*PROBLEM STATEMENT:* From the data that follows, report the number of lines including "Student", and only that number.

Data about app and page elements:

== Segment start ==

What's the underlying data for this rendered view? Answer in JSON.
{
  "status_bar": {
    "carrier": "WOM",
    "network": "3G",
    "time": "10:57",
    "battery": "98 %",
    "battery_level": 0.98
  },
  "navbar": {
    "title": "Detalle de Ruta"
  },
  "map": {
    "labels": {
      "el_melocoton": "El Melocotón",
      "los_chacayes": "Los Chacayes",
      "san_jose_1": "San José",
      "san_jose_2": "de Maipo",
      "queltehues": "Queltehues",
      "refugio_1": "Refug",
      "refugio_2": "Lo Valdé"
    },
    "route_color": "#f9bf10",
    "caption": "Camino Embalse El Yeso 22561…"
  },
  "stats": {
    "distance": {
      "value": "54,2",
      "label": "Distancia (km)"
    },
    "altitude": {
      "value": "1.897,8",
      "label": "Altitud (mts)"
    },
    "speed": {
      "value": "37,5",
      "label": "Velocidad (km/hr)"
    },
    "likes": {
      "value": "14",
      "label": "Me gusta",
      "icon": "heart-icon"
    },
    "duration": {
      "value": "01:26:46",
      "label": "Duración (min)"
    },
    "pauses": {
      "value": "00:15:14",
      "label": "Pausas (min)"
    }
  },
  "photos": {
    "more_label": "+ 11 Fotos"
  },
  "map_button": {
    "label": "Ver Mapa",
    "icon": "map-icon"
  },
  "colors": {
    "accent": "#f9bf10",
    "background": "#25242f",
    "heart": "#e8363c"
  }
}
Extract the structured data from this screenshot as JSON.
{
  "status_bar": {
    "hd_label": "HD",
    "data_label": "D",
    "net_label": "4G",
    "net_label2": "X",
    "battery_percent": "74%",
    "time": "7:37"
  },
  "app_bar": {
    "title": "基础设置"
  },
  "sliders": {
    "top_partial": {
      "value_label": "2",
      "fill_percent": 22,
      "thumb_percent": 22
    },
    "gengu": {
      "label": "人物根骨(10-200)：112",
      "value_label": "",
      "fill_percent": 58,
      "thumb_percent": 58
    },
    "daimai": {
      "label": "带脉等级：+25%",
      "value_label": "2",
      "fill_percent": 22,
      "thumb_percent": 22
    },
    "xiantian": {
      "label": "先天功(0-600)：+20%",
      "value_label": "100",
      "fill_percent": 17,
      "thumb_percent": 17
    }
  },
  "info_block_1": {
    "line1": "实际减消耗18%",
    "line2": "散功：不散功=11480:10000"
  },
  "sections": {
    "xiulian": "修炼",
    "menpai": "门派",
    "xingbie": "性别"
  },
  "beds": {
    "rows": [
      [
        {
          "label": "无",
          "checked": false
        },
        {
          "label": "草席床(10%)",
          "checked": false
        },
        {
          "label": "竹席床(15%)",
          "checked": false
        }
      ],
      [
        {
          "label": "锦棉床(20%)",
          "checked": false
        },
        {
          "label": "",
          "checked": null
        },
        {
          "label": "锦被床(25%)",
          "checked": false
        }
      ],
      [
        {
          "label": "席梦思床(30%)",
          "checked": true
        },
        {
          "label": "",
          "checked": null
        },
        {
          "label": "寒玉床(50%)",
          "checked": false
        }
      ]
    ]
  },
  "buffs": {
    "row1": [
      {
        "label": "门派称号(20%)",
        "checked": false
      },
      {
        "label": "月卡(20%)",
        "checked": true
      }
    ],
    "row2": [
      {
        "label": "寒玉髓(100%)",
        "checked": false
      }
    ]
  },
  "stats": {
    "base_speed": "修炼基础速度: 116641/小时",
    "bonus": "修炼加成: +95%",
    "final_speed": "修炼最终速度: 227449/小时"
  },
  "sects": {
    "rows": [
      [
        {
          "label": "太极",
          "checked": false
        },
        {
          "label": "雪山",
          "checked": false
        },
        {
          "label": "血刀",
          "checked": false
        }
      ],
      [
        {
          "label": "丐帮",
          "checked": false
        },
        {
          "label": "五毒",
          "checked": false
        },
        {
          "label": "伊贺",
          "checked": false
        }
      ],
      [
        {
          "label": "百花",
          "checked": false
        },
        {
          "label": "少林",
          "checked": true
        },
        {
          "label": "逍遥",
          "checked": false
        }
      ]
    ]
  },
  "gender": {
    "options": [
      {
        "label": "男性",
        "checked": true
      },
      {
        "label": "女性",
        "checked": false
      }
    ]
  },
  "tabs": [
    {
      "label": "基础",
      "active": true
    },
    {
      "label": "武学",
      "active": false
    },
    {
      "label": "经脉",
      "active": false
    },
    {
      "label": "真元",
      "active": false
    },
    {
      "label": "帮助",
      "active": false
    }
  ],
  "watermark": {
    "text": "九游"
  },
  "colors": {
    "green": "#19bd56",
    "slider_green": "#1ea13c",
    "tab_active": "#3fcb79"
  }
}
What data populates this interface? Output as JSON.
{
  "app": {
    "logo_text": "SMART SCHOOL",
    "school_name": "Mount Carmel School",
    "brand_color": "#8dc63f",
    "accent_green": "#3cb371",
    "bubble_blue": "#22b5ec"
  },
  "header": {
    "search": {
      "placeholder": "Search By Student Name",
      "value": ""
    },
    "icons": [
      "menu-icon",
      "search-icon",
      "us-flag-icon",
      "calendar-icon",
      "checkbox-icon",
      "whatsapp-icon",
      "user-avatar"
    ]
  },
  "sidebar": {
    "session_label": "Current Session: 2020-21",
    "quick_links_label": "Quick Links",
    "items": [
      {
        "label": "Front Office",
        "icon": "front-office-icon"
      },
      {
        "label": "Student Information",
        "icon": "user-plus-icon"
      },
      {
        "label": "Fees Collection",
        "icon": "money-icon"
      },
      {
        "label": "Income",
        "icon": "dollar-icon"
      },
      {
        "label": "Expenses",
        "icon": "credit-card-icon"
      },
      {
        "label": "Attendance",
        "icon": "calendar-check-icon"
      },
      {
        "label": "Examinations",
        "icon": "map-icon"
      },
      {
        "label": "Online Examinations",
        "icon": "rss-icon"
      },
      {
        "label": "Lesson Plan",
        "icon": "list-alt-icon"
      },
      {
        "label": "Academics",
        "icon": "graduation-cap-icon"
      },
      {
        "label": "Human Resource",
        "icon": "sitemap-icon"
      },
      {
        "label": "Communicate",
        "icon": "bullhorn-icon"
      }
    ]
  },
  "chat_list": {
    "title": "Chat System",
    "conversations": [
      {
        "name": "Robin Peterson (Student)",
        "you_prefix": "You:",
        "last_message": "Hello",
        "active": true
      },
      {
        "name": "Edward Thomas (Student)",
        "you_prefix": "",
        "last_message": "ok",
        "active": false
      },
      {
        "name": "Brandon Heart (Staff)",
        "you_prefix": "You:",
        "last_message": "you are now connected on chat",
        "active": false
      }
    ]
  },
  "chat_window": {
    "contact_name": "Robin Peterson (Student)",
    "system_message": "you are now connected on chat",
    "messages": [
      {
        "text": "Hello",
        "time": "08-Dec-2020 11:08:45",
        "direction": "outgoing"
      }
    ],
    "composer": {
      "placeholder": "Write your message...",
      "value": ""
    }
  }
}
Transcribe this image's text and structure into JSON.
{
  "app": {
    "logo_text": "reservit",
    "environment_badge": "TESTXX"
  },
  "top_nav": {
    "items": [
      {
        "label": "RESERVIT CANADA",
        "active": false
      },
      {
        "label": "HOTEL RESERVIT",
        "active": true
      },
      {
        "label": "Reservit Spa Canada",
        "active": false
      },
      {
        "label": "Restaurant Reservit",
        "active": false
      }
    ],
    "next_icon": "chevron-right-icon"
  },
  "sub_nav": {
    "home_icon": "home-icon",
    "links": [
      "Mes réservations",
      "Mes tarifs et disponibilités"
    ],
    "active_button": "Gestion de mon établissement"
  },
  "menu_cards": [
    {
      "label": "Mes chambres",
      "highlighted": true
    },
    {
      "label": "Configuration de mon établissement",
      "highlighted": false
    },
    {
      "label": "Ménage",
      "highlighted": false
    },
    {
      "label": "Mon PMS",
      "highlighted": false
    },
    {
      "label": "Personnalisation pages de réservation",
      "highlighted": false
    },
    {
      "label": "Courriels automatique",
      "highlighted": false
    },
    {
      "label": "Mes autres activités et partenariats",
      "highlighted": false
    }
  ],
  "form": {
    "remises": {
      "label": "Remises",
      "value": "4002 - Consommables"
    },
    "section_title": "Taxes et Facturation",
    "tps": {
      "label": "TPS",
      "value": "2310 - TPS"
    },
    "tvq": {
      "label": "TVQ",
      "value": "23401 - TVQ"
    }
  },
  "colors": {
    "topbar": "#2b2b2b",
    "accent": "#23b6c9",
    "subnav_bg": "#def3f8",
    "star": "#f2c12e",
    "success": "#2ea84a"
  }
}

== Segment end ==

*FINAL ANSWER:* 5